--- Source records Enclosed Below ---
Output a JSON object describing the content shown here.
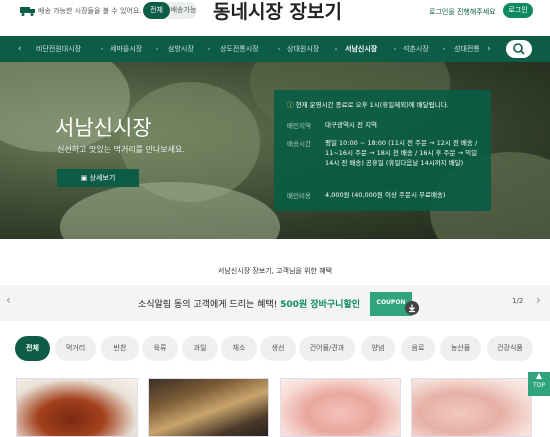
{
  "header": {
    "delivery_note": "배송 가능한 시장들을 볼 수 있어요.",
    "toggle": [
      "전체",
      "배송가능"
    ],
    "brand": "동네시장 장보기",
    "login_note": "로그인을 진행해주세요",
    "login_label": "로그인"
  },
  "nav": {
    "items": [
      "비단전원대시장",
      "세마을시장",
      "삼방시장",
      "상도전통시장",
      "상대원시장",
      "서남신시장",
      "석촌시장",
      "성대전통"
    ],
    "active": "서남신시장",
    "prev_icon": "chevron-left-icon",
    "next_icon": "chevron-right-icon",
    "search_icon": "search-icon"
  },
  "hero": {
    "title": "서남신시장",
    "subtitle": "신선하고 맛있는 먹거리를 만나보세요.",
    "detail_label": "상세보기",
    "notice": "현재 운영시간 종료로 오후 1시(휴일제외)에 배달됩니다.",
    "info": [
      {
        "key": "배민지역",
        "value": "대구광역시 전 지역"
      },
      {
        "key": "배송시간",
        "value": "평일 10:00 ~ 18:00 (11시 전 주문 → 12시 전 배송 / 11~16시 주문 → 18시 전 배송 / 16시 후 주문 → 익일 14시 전 배송) 공휴일 (휴일다음날 14시까지 배달)"
      },
      {
        "key": "배민비용",
        "value": "4,000원 (40,000원 이상 주문시 무료배송)"
      }
    ]
  },
  "caption": "서남신시장 장보기, 고객님을 위한 혜택",
  "promo": {
    "text_prefix": "소식알림 동의 고객에게 드리는 혜택!",
    "text_highlight": "500원 장바구니할인",
    "coupon_label": "COUPON",
    "pager": "1/2"
  },
  "categories": {
    "items": [
      "전체",
      "먹거리",
      "반찬",
      "육류",
      "과일",
      "채소",
      "생선",
      "건어물/견과",
      "양념",
      "음료",
      "농산물",
      "건강식품"
    ],
    "active": "전체"
  },
  "top_label": "TOP",
  "colors": {
    "brand_green": "#0d5c45",
    "accent_green": "#0d8a5f"
  }
}
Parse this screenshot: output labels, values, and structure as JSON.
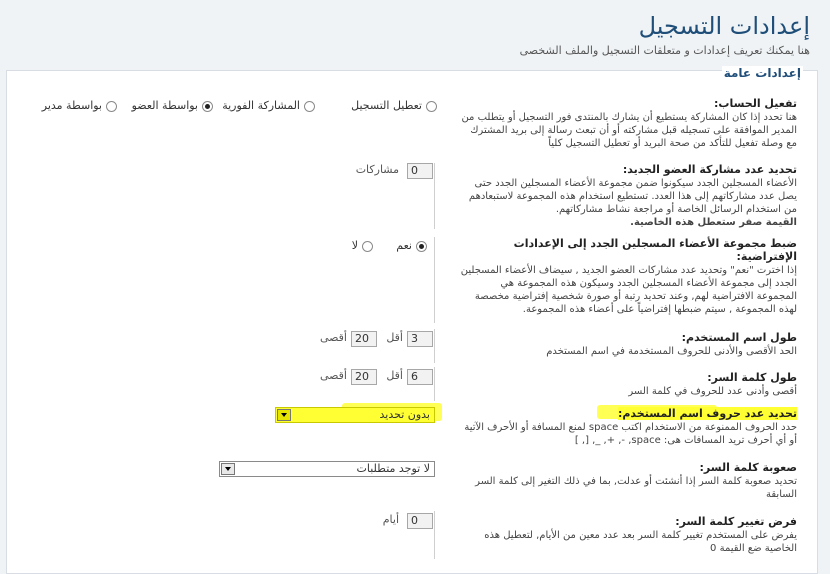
{
  "header": {
    "title": "إعدادات التسجيل",
    "subtitle": "هنا يمكنك تعريف إعدادات و متعلقات التسجيل والملف الشخصى"
  },
  "panel": {
    "legend": "إعدادات عامة"
  },
  "activation": {
    "title": "تفعيل الحساب:",
    "desc": "هنا تحدد إذا كان المشاركة يستطيع أن يشارك بالمنتدى فور التسجيل أو يتطلب من المدير الموافقة على تسجيله قبل مشاركته أو أن تبعث رسالة إلى بريد المشترك مع وصلة تفعيل للتأكد من صحة البريد أو تعطيل التسجيل كلياً",
    "options": [
      "تعطيل التسجيل",
      "المشاركة الفورية",
      "بواسطة العضو",
      "بواسطة مدير"
    ],
    "selected": "بواسطة العضو"
  },
  "new_posts": {
    "title": "تحديد عدد مشاركة العضو الجديد:",
    "desc": "الأعضاء المسجلين الجدد سيكونوا ضمن مجموعة الأعضاء المسجلين الجدد حتى يصل عدد مشاركاتهم إلى هذا العدد. تستطيع استخدام هذه المجموعة لاستبعادهم من استخدام الرسائل الخاصة أو مراجعة نشاط مشاركاتهم.",
    "note": "القيمة صفر ستعطل هذه الخاصية.",
    "value": "0",
    "unit": "مشاركات"
  },
  "default_group": {
    "title": "ضبط مجموعة الأعضاء المسجلين الجدد إلى الإعدادات الإفتراضية:",
    "desc": "إذا اخترت \"نعم\" وتحديد عدد مشاركات العضو الجديد , سيضاف الأعضاء المسجلين الجدد إلى مجموعة الأعضاء المسجلين الجدد وسيكون هذه المجموعة هي المجموعة الافتراضية لهم, وعند تحديد رتبة أو صورة شخصية إفتراضية مخصصة لهذه المجموعة , سيتم ضبطها إفتراضياً على أعضاء هذه المجموعة.",
    "yes": "نعم",
    "no": "لا",
    "selected": "نعم"
  },
  "username_len": {
    "title": "طول اسم المستخدم:",
    "desc": "الحد الأقصى والأدنى للحروف المستخدمة في اسم المستخدم",
    "min": "3",
    "min_label": "أقل",
    "max": "20",
    "max_label": "أقصى"
  },
  "password_len": {
    "title": "طول كلمة السر:",
    "desc": "أقصى وأدنى عدد للحروف في كلمة السر",
    "min": "6",
    "min_label": "أقل",
    "max": "20",
    "max_label": "أقصى"
  },
  "username_chars": {
    "title": "تحديد عدد حروف اسم المستخدم:",
    "desc": "حدد الحروف الممنوعة من الاستخدام اكتب space لمنع المسافة أو الأحرف الآتية أو أي أحرف تريد المسافات هى: space, -, +, _, [, ]",
    "value": "بدون تحديد",
    "highlight": "#ffff33"
  },
  "password_complexity": {
    "title": "صعوبة كلمة السر:",
    "desc": "تحديد صعوبة كلمة السر إذا أنشئت أو عدلت, بما في ذلك التغير إلى كلمة السر السابقة",
    "value": "لا توجد متطلبات"
  },
  "force_change": {
    "title": "فرض تغيير كلمة السر:",
    "desc": "يفرض على المستخدم تغيير كلمة السر بعد عدد معين من الأيام, لتعطيل هذه الخاصية ضع القيمة 0",
    "value": "0",
    "unit": "أيام"
  }
}
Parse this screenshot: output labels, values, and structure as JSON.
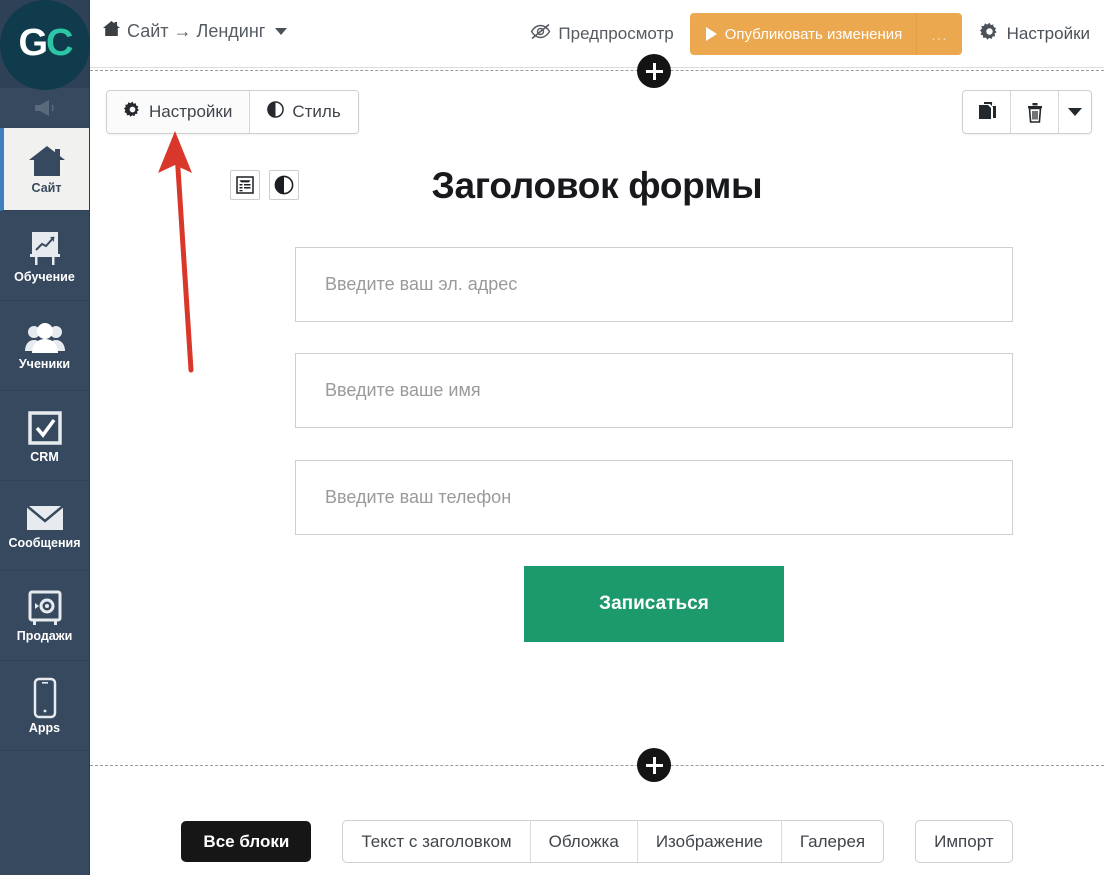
{
  "sidebar": {
    "logo": {
      "text_g": "G",
      "text_c": "C",
      "name": "gc-logo"
    },
    "items": [
      {
        "label": "",
        "icon": "megaphone-icon",
        "name": "announcements"
      },
      {
        "label": "Сайт",
        "icon": "home-icon",
        "name": "site",
        "active": true
      },
      {
        "label": "Обучение",
        "icon": "easel-chart-icon",
        "name": "training"
      },
      {
        "label": "Ученики",
        "icon": "users-icon",
        "name": "students"
      },
      {
        "label": "CRM",
        "icon": "checkbox-icon",
        "name": "crm"
      },
      {
        "label": "Сообщения",
        "icon": "envelope-icon",
        "name": "messages"
      },
      {
        "label": "Продажи",
        "icon": "safe-icon",
        "name": "sales"
      },
      {
        "label": "Apps",
        "icon": "phone-icon",
        "name": "apps"
      }
    ]
  },
  "header": {
    "breadcrumb": {
      "home_icon": "home-icon",
      "text": "Сайт → Лендинг",
      "caret_icon": "caret-down-icon"
    },
    "preview": {
      "label": "Предпросмотр",
      "icon": "eye-slash-icon"
    },
    "publish": {
      "label": "Опубликовать изменения",
      "icon": "play-icon",
      "more_label": "...",
      "color": "#eba84e"
    },
    "settings": {
      "label": "Настройки",
      "icon": "gear-icon"
    }
  },
  "block_toolbar": {
    "tabs": [
      {
        "label": "Настройки",
        "icon": "gear-icon",
        "name": "settings"
      },
      {
        "label": "Стиль",
        "icon": "contrast-icon",
        "name": "style"
      }
    ],
    "actions": [
      {
        "icon": "copy-icon",
        "name": "duplicate-block"
      },
      {
        "icon": "trash-icon",
        "name": "delete-block"
      },
      {
        "icon": "chevron-down-icon",
        "name": "more-options"
      }
    ]
  },
  "form_block": {
    "mini_icons": [
      {
        "icon": "form-settings-icon",
        "name": "form-settings"
      },
      {
        "icon": "contrast-icon",
        "name": "form-style"
      }
    ],
    "title": "Заголовок формы",
    "fields": [
      {
        "placeholder": "Введите ваш эл. адрес",
        "name": "email-field"
      },
      {
        "placeholder": "Введите ваше имя",
        "name": "name-field"
      },
      {
        "placeholder": "Введите ваш телефон",
        "name": "phone-field"
      }
    ],
    "submit": {
      "label": "Записаться",
      "color": "#1d9a6c"
    }
  },
  "add_block_buttons": [
    {
      "icon": "plus-icon",
      "name": "add-block-top"
    },
    {
      "icon": "plus-icon",
      "name": "add-block-bottom"
    }
  ],
  "palette": {
    "all_blocks_label": "Все блоки",
    "groups": [
      {
        "items": [
          "Текст с заголовком",
          "Обложка",
          "Изображение",
          "Галерея"
        ]
      },
      {
        "items": [
          "Импорт"
        ]
      }
    ]
  },
  "annotation": {
    "arrow_color": "#d9372a",
    "name": "red-arrow-pointing-to-settings-tab"
  }
}
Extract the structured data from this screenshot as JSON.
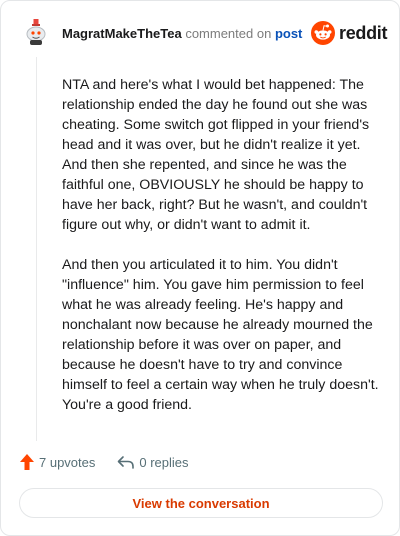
{
  "header": {
    "username": "MagratMakeTheTea",
    "action_text": "commented on",
    "post_link": "post",
    "brand": "reddit"
  },
  "comment": {
    "paragraphs": [
      "NTA and here's what I would bet happened: The relationship ended the day he found out she was cheating. Some switch got flipped in your friend's head and it was over, but he didn't realize it yet. And then she repented, and since he was the faithful one, OBVIOUSLY he should be happy to have her back, right? But he wasn't, and couldn't figure out why, or didn't want to admit it.",
      "And then you articulated it to him. You didn't \"influence\" him. You gave him permission to feel what he was already feeling. He's happy and nonchalant now because he already mourned the relationship before it was over on paper, and because he doesn't have to try and convince himself to feel a certain way when he truly doesn't. You're a good friend."
    ]
  },
  "actions": {
    "upvotes": "7 upvotes",
    "replies": "0 replies"
  },
  "view_button": "View the conversation",
  "colors": {
    "upvote": "#ff4500",
    "link": "#0a52b8",
    "button_text": "#d93a00",
    "muted": "#576f76"
  }
}
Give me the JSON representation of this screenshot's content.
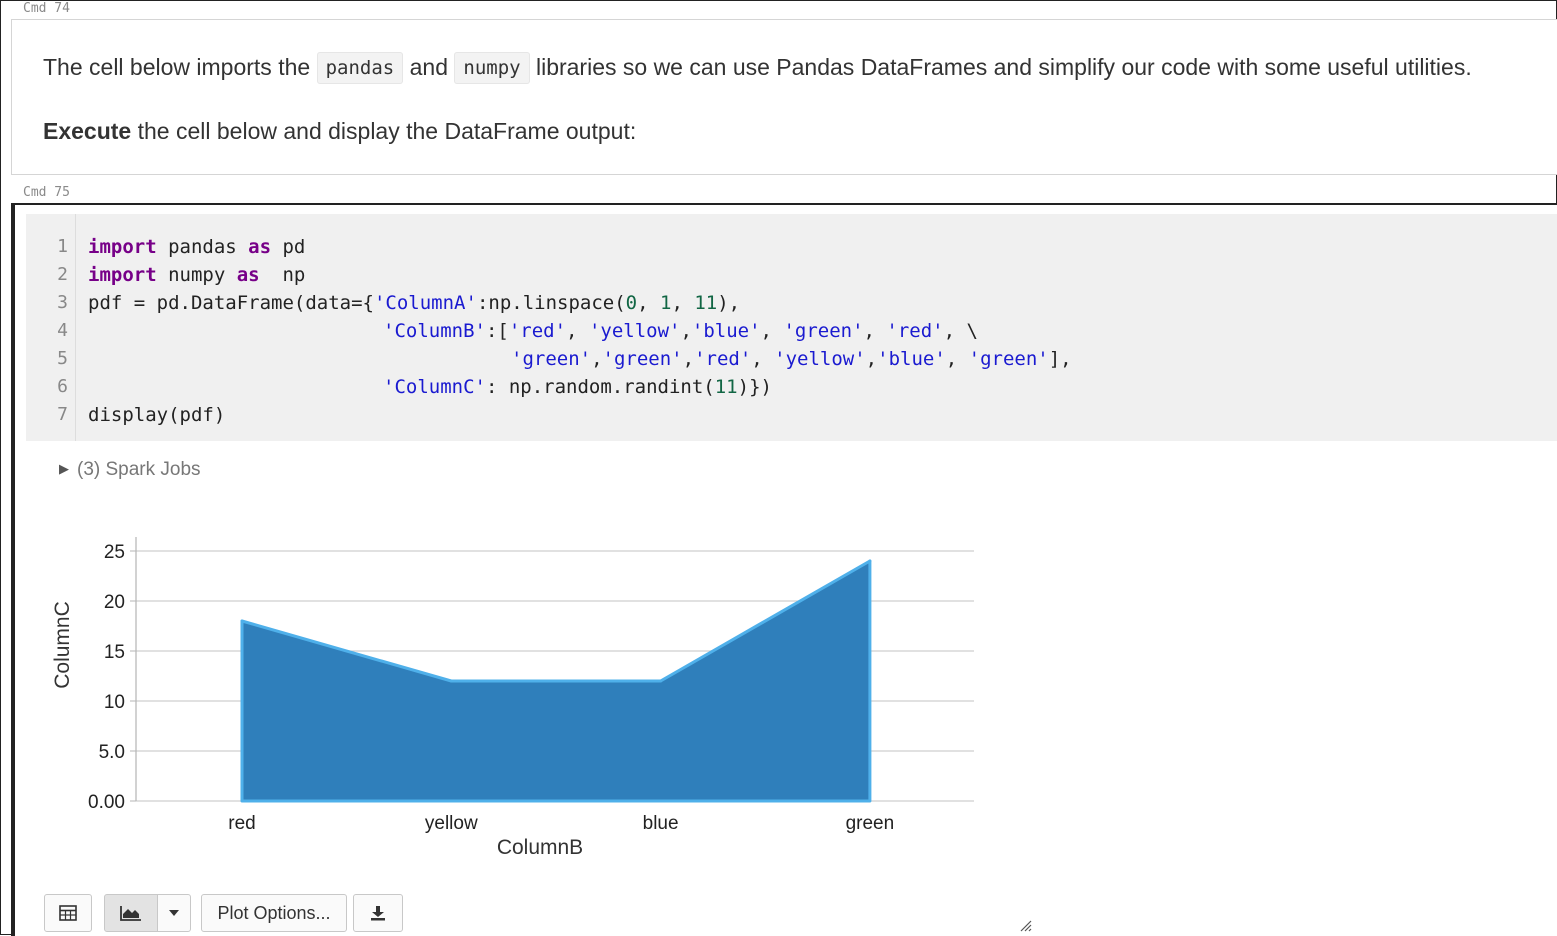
{
  "cells": {
    "cmd74_label": "Cmd 74",
    "cmd75_label": "Cmd 75"
  },
  "markdown": {
    "line1_prefix": "The cell below imports the",
    "pkg1": "pandas",
    "line1_and": "and",
    "pkg2": "numpy",
    "line1_suffix": "libraries so we can use Pandas DataFrames and simplify our code with some useful utilities.",
    "line2_bold": "Execute",
    "line2_rest": "the cell below and display the DataFrame output:"
  },
  "code": {
    "line_numbers": [
      "1",
      "2",
      "3",
      "4",
      "5",
      "6",
      "7"
    ],
    "l1": {
      "kw1": "import",
      "t1": " pandas ",
      "kw2": "as",
      "t2": " pd"
    },
    "l2": {
      "kw1": "import",
      "t1": " numpy ",
      "kw2": "as",
      "t2": "  np"
    },
    "l3": {
      "t1": "pdf = pd.DataFrame(data={",
      "s1": "'ColumnA'",
      "t2": ":np.linspace(",
      "n1": "0",
      "t3": ", ",
      "n2": "1",
      "t4": ", ",
      "n3": "11",
      "t5": "),"
    },
    "l4": {
      "s1": "'ColumnB'",
      "t1": ":[",
      "s2": "'red'",
      "t2": ", ",
      "s3": "'yellow'",
      "t3": ",",
      "s4": "'blue'",
      "t4": ", ",
      "s5": "'green'",
      "t5": ", ",
      "s6": "'red'",
      "t6": ", \\"
    },
    "l5": {
      "s1": "'green'",
      "t1": ",",
      "s2": "'green'",
      "t2": ",",
      "s3": "'red'",
      "t3": ", ",
      "s4": "'yellow'",
      "t4": ",",
      "s5": "'blue'",
      "t5": ", ",
      "s6": "'green'",
      "t6": "],"
    },
    "l6": {
      "s1": "'ColumnC'",
      "t1": ": np.random.randint(",
      "n1": "11",
      "t2": ")})"
    },
    "l7": {
      "t1": "display(pdf)"
    }
  },
  "spark_jobs": {
    "arrow": "▶",
    "label": "(3) Spark Jobs"
  },
  "chart_data": {
    "type": "area",
    "categories": [
      "red",
      "yellow",
      "blue",
      "green"
    ],
    "series": [
      {
        "values": [
          18,
          12,
          12,
          24
        ]
      }
    ],
    "xlabel": "ColumnB",
    "ylabel": "ColumnC",
    "ylim": [
      0,
      25
    ],
    "yticks": [
      "0.00",
      "5.0",
      "10",
      "15",
      "20",
      "25"
    ],
    "grid": true,
    "colors": {
      "fill": "#2f7fbb",
      "stroke": "#4fb0ea",
      "grid": "#cfcfcf",
      "axis": "#b5b5b5"
    }
  },
  "toolbar": {
    "table_icon": "table-icon",
    "chart_icon": "area-chart-icon",
    "dropdown_icon": "caret-down-icon",
    "plot_options_label": "Plot Options...",
    "download_icon": "download-icon"
  }
}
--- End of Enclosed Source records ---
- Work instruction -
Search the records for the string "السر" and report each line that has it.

- Result of this task -
    "title": "طول كلمة السر:",
    "desc": "أقصى وأدنى عدد للحروف في كلمة السر",
    "title": "صعوبة كلمة السر:",
    "desc": "تحديد صعوبة كلمة السر إذا أنشئت أو عدلت, بما في ذلك التغير إلى كلمة السر السابقة",
    "title": "فرض تغيير كلمة السر:",
    "desc": "يفرض على المستخدم تغيير كلمة السر بعد عدد معين من الأيام, لتعطيل هذه الخاصية ضع القيمة 0",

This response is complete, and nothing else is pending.